[[ Dataset records open ]]
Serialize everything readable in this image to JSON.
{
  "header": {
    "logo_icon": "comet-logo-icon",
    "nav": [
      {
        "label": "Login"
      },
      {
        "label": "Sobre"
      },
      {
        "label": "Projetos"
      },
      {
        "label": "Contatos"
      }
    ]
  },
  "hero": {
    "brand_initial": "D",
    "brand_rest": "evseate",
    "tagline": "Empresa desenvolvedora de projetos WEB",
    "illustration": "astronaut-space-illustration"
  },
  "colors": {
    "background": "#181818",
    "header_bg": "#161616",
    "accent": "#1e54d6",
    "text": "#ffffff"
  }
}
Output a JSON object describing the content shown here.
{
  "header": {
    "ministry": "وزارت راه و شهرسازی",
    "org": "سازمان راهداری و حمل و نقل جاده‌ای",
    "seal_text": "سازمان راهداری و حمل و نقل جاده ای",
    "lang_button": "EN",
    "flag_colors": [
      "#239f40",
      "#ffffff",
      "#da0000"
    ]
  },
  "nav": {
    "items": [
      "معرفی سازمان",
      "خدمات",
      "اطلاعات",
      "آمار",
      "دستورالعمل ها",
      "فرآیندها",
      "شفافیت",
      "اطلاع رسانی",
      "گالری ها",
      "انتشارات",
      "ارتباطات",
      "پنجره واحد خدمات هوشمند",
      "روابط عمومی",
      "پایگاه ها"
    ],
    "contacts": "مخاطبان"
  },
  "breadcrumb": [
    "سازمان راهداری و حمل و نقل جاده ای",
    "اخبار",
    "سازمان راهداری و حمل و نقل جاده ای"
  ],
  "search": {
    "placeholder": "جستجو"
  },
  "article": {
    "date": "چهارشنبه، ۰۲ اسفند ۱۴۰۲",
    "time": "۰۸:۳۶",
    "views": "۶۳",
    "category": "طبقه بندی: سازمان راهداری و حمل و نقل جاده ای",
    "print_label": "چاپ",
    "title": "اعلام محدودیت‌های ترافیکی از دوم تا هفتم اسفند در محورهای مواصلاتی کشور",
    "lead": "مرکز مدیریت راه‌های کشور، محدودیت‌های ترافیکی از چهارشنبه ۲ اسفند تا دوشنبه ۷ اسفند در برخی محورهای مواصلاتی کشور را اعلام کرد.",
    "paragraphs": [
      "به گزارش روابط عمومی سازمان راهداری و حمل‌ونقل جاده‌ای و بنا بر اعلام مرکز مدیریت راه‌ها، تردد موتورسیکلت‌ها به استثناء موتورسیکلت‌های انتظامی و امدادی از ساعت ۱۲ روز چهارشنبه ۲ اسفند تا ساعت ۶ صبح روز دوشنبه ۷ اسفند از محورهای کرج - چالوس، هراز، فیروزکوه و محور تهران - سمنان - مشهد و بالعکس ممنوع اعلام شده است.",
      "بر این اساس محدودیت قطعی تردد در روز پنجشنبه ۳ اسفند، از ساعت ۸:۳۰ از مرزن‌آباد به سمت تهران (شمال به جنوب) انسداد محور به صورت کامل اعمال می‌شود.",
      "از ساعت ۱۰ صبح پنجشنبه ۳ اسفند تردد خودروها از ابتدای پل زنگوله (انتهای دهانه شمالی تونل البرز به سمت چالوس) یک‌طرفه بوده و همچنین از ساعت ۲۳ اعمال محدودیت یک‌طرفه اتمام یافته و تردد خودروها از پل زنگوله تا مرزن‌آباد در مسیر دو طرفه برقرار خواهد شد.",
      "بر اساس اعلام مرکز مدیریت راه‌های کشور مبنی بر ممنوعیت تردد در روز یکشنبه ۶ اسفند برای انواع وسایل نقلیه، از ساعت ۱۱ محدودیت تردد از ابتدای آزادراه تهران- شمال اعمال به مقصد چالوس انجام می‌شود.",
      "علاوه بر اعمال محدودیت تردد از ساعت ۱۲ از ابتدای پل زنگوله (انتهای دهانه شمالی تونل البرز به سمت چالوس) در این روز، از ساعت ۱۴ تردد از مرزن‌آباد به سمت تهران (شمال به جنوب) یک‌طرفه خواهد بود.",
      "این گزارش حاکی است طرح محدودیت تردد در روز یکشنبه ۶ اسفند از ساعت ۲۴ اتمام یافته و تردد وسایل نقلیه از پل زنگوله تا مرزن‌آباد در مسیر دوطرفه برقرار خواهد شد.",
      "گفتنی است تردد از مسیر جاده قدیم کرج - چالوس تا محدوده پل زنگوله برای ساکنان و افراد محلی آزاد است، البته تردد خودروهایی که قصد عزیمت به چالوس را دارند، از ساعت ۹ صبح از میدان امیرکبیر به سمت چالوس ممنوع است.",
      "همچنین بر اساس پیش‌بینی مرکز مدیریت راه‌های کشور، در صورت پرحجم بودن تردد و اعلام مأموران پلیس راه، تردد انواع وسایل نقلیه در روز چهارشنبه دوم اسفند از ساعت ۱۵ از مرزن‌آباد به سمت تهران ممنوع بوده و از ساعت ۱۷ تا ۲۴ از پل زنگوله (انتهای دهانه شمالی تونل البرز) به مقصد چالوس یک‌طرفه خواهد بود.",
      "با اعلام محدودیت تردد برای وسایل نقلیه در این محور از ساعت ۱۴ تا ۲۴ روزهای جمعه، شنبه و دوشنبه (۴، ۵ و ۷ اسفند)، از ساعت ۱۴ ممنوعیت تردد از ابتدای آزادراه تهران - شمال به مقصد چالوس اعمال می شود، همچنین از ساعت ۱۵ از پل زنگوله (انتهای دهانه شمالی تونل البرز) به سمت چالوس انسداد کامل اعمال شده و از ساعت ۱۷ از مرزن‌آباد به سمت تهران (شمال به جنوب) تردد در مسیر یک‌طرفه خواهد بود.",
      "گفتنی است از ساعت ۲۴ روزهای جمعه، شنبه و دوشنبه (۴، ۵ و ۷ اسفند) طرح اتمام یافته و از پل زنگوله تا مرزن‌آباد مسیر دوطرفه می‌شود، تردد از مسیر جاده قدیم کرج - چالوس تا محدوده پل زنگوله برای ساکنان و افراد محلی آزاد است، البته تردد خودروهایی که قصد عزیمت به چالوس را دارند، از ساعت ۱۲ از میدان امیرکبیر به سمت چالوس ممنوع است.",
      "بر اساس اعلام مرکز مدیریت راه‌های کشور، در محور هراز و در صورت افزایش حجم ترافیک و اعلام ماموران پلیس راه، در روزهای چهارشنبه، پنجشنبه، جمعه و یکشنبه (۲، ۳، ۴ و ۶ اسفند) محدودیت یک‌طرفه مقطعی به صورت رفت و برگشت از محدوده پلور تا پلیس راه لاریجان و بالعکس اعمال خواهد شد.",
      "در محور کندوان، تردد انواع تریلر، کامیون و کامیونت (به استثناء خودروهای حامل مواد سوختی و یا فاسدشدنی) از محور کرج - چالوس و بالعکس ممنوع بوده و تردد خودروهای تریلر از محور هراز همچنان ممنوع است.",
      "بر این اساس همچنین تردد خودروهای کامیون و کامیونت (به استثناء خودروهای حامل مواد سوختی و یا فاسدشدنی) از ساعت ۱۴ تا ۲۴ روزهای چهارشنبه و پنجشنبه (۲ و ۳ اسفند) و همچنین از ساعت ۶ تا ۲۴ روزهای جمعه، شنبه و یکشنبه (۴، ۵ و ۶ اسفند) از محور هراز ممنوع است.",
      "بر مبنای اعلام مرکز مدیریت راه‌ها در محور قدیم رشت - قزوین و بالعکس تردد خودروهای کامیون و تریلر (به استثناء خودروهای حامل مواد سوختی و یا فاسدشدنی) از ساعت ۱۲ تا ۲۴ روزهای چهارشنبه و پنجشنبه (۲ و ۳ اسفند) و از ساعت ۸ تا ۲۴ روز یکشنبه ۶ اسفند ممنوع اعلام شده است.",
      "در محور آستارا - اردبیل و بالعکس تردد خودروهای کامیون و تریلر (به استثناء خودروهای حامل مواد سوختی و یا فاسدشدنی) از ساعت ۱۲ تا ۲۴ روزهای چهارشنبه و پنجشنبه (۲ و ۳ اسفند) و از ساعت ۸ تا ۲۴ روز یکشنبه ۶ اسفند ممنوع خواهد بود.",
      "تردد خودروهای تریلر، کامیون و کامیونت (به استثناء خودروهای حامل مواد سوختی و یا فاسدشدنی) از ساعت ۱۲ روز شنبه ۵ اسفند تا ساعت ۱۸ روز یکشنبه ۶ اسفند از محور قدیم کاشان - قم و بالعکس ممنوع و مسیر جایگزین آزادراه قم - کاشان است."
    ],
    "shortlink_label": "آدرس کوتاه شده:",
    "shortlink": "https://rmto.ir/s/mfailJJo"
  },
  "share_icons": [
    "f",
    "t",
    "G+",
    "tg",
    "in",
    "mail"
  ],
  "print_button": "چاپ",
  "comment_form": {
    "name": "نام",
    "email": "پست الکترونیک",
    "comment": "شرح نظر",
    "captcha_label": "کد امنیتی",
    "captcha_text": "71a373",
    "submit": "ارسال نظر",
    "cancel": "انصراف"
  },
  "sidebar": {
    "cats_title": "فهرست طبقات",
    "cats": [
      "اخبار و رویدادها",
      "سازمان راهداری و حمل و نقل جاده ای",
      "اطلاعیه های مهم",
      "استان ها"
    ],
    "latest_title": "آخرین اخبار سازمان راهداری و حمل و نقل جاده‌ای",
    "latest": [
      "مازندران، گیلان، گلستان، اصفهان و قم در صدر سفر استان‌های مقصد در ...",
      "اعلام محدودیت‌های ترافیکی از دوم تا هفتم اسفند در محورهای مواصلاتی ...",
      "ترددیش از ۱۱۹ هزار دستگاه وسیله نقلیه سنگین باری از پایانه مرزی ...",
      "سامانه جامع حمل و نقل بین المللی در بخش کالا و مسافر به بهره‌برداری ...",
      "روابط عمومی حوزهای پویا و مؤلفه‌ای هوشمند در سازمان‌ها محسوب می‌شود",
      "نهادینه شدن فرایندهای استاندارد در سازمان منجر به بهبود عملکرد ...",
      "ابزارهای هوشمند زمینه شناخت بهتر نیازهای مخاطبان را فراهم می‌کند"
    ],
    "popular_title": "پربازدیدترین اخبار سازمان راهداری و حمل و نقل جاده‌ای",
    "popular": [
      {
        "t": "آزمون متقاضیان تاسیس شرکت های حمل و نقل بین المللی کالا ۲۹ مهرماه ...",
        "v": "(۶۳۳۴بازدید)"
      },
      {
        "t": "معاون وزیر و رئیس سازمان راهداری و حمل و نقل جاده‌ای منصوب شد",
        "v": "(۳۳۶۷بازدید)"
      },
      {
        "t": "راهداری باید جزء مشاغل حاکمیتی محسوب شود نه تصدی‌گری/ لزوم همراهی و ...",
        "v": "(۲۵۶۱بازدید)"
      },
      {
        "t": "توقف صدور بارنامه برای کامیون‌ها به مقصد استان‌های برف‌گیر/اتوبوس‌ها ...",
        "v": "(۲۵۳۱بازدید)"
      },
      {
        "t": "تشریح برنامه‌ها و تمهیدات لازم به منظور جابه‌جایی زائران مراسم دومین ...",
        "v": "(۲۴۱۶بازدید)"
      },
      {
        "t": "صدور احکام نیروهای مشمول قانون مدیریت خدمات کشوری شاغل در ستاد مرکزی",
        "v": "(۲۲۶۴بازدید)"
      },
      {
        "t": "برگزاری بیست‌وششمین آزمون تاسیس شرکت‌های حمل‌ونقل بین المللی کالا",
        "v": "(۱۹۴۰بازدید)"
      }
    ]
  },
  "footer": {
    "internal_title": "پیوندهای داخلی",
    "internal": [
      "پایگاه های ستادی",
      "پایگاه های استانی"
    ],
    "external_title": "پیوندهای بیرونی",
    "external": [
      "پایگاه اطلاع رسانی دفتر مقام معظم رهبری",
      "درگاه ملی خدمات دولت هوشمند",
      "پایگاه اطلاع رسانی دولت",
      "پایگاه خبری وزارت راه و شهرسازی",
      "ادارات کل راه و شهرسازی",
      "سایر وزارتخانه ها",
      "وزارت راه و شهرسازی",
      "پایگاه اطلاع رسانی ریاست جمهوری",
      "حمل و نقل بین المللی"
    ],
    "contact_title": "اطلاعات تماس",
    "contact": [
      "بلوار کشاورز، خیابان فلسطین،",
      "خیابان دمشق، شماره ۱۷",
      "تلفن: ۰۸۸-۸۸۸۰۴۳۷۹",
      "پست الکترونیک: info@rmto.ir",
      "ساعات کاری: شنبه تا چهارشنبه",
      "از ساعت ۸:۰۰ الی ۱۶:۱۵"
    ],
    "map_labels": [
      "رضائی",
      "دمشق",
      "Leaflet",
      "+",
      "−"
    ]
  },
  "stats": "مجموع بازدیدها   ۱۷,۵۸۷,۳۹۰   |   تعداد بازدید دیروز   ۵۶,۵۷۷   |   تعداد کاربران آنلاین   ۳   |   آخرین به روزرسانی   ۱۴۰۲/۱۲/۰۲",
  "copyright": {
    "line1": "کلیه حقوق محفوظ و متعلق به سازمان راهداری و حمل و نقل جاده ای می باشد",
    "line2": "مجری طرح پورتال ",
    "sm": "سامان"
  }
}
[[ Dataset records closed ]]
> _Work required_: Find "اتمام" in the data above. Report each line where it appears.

> _Exercise response_:
      "از ساعت ۱۰ صبح پنجشنبه ۳ اسفند تردد خودروها از ابتدای پل زنگوله (انتهای دهانه شمالی تونل البرز به سمت چالوس) یک‌طرفه بوده و همچنین از ساعت ۲۳ اعمال محدودیت یک‌طرفه اتمام یافته و تردد خودروها از پل زنگوله تا مرزن‌آباد در مسیر دو طرفه برقرار خواهد شد.",
      "این گزارش حاکی است طرح محدودیت تردد در روز یکشنبه ۶ اسفند از ساعت ۲۴ اتمام یافته و تردد وسایل نقلیه از پل زنگوله تا مرزن‌آباد در مسیر دوطرفه برقرار خواهد شد.",
      "گفتنی است از ساعت ۲۴ روزهای جمعه، شنبه و دوشنبه (۴، ۵ و ۷ اسفند) طرح اتمام یافته و از پل زنگوله تا مرزن‌آباد مسیر دوطرفه می‌شود، تردد از مسیر جاده قدیم کرج - چالوس تا محدوده پل زنگوله برای ساکنان و افراد محلی آزاد است، البته تردد خودروهایی که قصد عزیمت به چالوس را دارند، از ساعت ۱۲ از میدان امیرکبیر به سمت چالوس ممنوع است.",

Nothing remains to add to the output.